recognized in Johnson, and he cannot rely on §
2255(f)(3) to show that his § 2255 motion is timely.
Defendant argues that Greer has been called into
question, but recent decisions by the Tenth Circuit have
affirmed the holding of Greer that a
Johnson claim must seek relief from a sentence
imposed under the ACCA. Defendant was not sentenced under the
ACCA and he has not asserted a Johnson claim.
Defendant has not identified a Supreme Court decision other
than Johnson that has been made retroactively
applicable to cases on collateral review, and he has not
shown that his § 2255 motion is timely under §
2255(f)(3). Defendant's motion was not filed within one
year of the date that his convictions became final, and he
cannot establish that his motion was timely under §
2255(f)(1). The Court has considered whether defendant's
§ 2255 motion could be timely under any other provision
of § 2255(f), and neither § 2255(f)(2) nor §
2255(f)(4) could be applicable. Defendant has failed to show
that his § 2255 motion is timely, and his motion (Dkt. #
42) should be dismissed as time-barred.
also argues that Melgar-Cabrera is dispositive of
the claim raised in defendant's § 2255 motion.
Defendant acknowledges that Melgar-Cabrera appears
to foreclose his challenge to the validity of his convictions
under § 924(c), but he seeks to preserve his argument
that Melgar-Cabrera was wrongly decided. Dkt. # 55.
The Court notes that defendant has challenged whether Hobbs
Act robbery qualifies as a crime of violence under §
924(c)(3)(A), and this argument is preserved for the purpose
of appeal. However, Melgar-Cabrera is binding
precedent and plaintiff is correct that
Melgar-Cabrera would require the Court to reject
defendant's challenge to the validity of his §
924(c) convictions if he had filed a timely § 2255
Court has considered the claim raised in defendant's
§ 2255 motion (Dkt. # 42) and finds that his motion

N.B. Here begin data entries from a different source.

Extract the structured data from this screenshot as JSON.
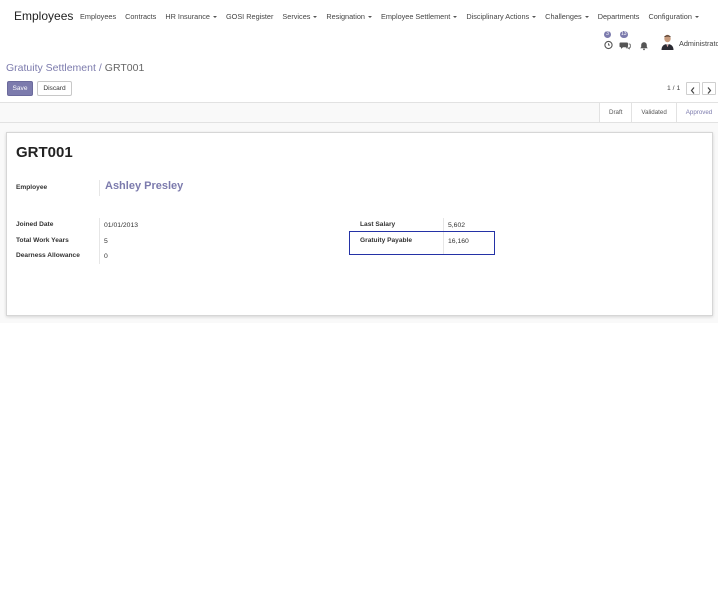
{
  "navbar": {
    "brand": "Employees",
    "menu": [
      {
        "label": "Employees",
        "dropdown": false
      },
      {
        "label": "Contracts",
        "dropdown": false
      },
      {
        "label": "HR Insurance",
        "dropdown": true
      },
      {
        "label": "GOSI Register",
        "dropdown": false
      },
      {
        "label": "Services",
        "dropdown": true
      },
      {
        "label": "Resignation",
        "dropdown": true
      },
      {
        "label": "Employee Settlement",
        "dropdown": true
      },
      {
        "label": "Disciplinary Actions",
        "dropdown": true
      },
      {
        "label": "Challenges",
        "dropdown": true
      },
      {
        "label": "Departments",
        "dropdown": false
      },
      {
        "label": "Configuration",
        "dropdown": true
      }
    ],
    "systray": {
      "activity_count": "3",
      "messages_count": "13",
      "user_name": "Administrator",
      "icons": [
        "clock-icon",
        "chat-icon",
        "bell-icon",
        "avatar"
      ]
    }
  },
  "control_panel": {
    "breadcrumb_parent": "Gratuity Settlement",
    "breadcrumb_separator": "/",
    "breadcrumb_current": "GRT001",
    "save_label": "Save",
    "discard_label": "Discard",
    "pager_value": "1 / 1"
  },
  "statusbar": {
    "states": [
      "Draft",
      "Validated",
      "Approved"
    ],
    "active_state": "Approved"
  },
  "form": {
    "title": "GRT001",
    "employee_label": "Employee",
    "employee_value": "Ashley Presley",
    "joined_date_label": "Joined Date",
    "joined_date_value": "01/01/2013",
    "total_work_years_label": "Total Work Years",
    "total_work_years_value": "5",
    "dearness_allowance_label": "Dearness Allowance",
    "dearness_allowance_value": "0",
    "last_salary_label": "Last Salary",
    "last_salary_value": "5,602",
    "gratuity_payable_label": "Gratuity Payable",
    "gratuity_payable_value": "16,160"
  },
  "colors": {
    "accent": "#7c7bad",
    "highlight_border": "#2432a6"
  }
}
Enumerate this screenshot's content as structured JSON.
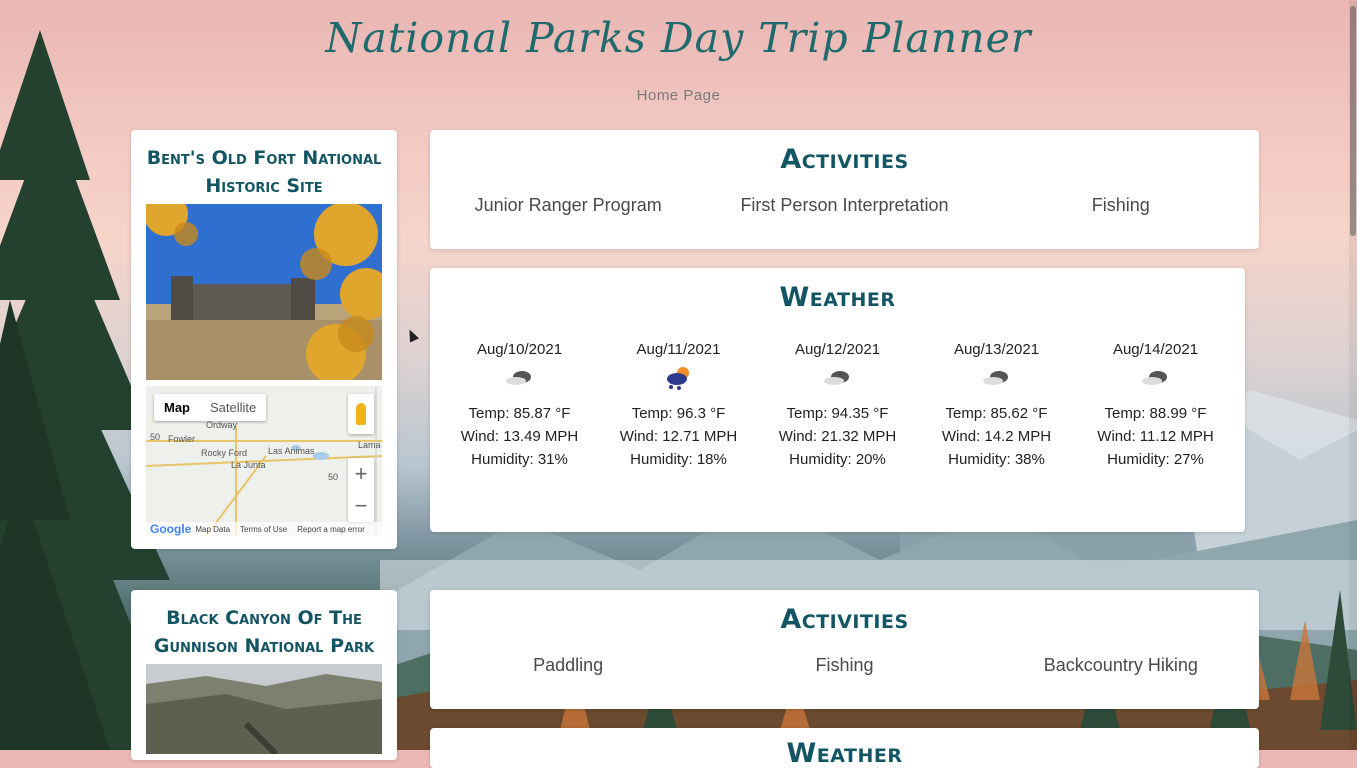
{
  "header": {
    "title": "National Parks Day Trip Planner",
    "subtitle": "Home Page"
  },
  "parks": [
    {
      "name": "Bent's Old Fort National Historic Site",
      "activities_title": "Activities",
      "activities": [
        "Junior Ranger Program",
        "First Person Interpretation",
        "Fishing"
      ],
      "weather_title": "Weather",
      "forecast": [
        {
          "date": "Aug/10/2021",
          "icon": "cloud-icon",
          "temp": "Temp: 85.87 °F",
          "wind": "Wind: 13.49 MPH",
          "humidity": "Humidity: 31%"
        },
        {
          "date": "Aug/11/2021",
          "icon": "storm-icon",
          "temp": "Temp: 96.3 °F",
          "wind": "Wind: 12.71 MPH",
          "humidity": "Humidity: 18%"
        },
        {
          "date": "Aug/12/2021",
          "icon": "cloud-icon",
          "temp": "Temp: 94.35 °F",
          "wind": "Wind: 21.32 MPH",
          "humidity": "Humidity: 20%"
        },
        {
          "date": "Aug/13/2021",
          "icon": "cloud-icon",
          "temp": "Temp: 85.62 °F",
          "wind": "Wind: 14.2 MPH",
          "humidity": "Humidity: 38%"
        },
        {
          "date": "Aug/14/2021",
          "icon": "cloud-icon",
          "temp": "Temp: 88.99 °F",
          "wind": "Wind: 11.12 MPH",
          "humidity": "Humidity: 27%"
        }
      ],
      "map": {
        "tab_map": "Map",
        "tab_satellite": "Satellite",
        "zoom_in": "+",
        "zoom_out": "−",
        "labels": [
          "Fowler",
          "Rocky Ford",
          "Las Animas",
          "La Junta",
          "Lama",
          "Ordway",
          "50",
          "50"
        ],
        "footer": {
          "logo": "Google",
          "map_data": "Map Data",
          "terms": "Terms of Use",
          "report": "Report a map error"
        }
      }
    },
    {
      "name": "Black Canyon Of The Gunnison National Park",
      "activities_title": "Activities",
      "activities": [
        "Paddling",
        "Fishing",
        "Backcountry Hiking"
      ],
      "weather_title": "Weather"
    }
  ]
}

should be dismissed as time-barred. Rule 11 of the Rules
Governing Section 2255 Proceedings instructs that
“[t]he district court must issue or deny a certificate
of appealability when it enters a final order adverse to the
applicant.” Pursuant to 28 U.S.C. § 2253, the
court may issue a certificate of appealability “only if
the applicant has made a substantial showing of the denial of
a constitutional right, ” and the court
“indicates which specific issue or issues satisfy
[that] showing.” A petitioner can satisfy that standard
by demonstrating that the issues raised are debatable among
jurists, that a court could resolve the issues differently,
or that the questions deserve further proceedings. Slack
v. McDaniel 529 U.S. 473, 483-84 (2000) (citing
Barefoot v. Estelle, 463 U.S. 880, 893 (1983)).
After considering the record in this case, the Court
concludes that a certificate of appealability should not
issue as defendant has not made a substantial showing of the
denial of a constitutional right. The record is devoid of any
authority suggesting that the Tenth Circuit Court of Appeals
would resolve the issues in this case differently.
IS THEREFORE ORDERED that defendant Ramsey Nathaniel
Hogan's motion to vacate, set aside, or correct sentence
pursuant to 28 U.S.C. § 2255 (Dkt. # 42) is
dismissed as time-barred. A separate
judgment of dismissal is entered herewith.
 When calculating the one year statute
of limitations under § 2255, federal courts refer to
Fed.R.Civ.P. 6(a) to compute the applicable deadline.
United States v. Hurst, 322 F.3d 1256, 1260 (10th
Cir. 2003). Under Rule 6(a)(1)(C), if a deadline falls on a
Saturday, Sunday, or legal holiday, the time period continues
to run until the next day that is not a weekend or legal
holiday. June 26, 2016 was a Sunday and defendant's
deadline to file a § 2255 motion asserting a
Johnson claim was June 27, 2016.
 Unpublished decisions are not
precedential, but may be cited for their persuasive value.
See Fed. R. App. P. ...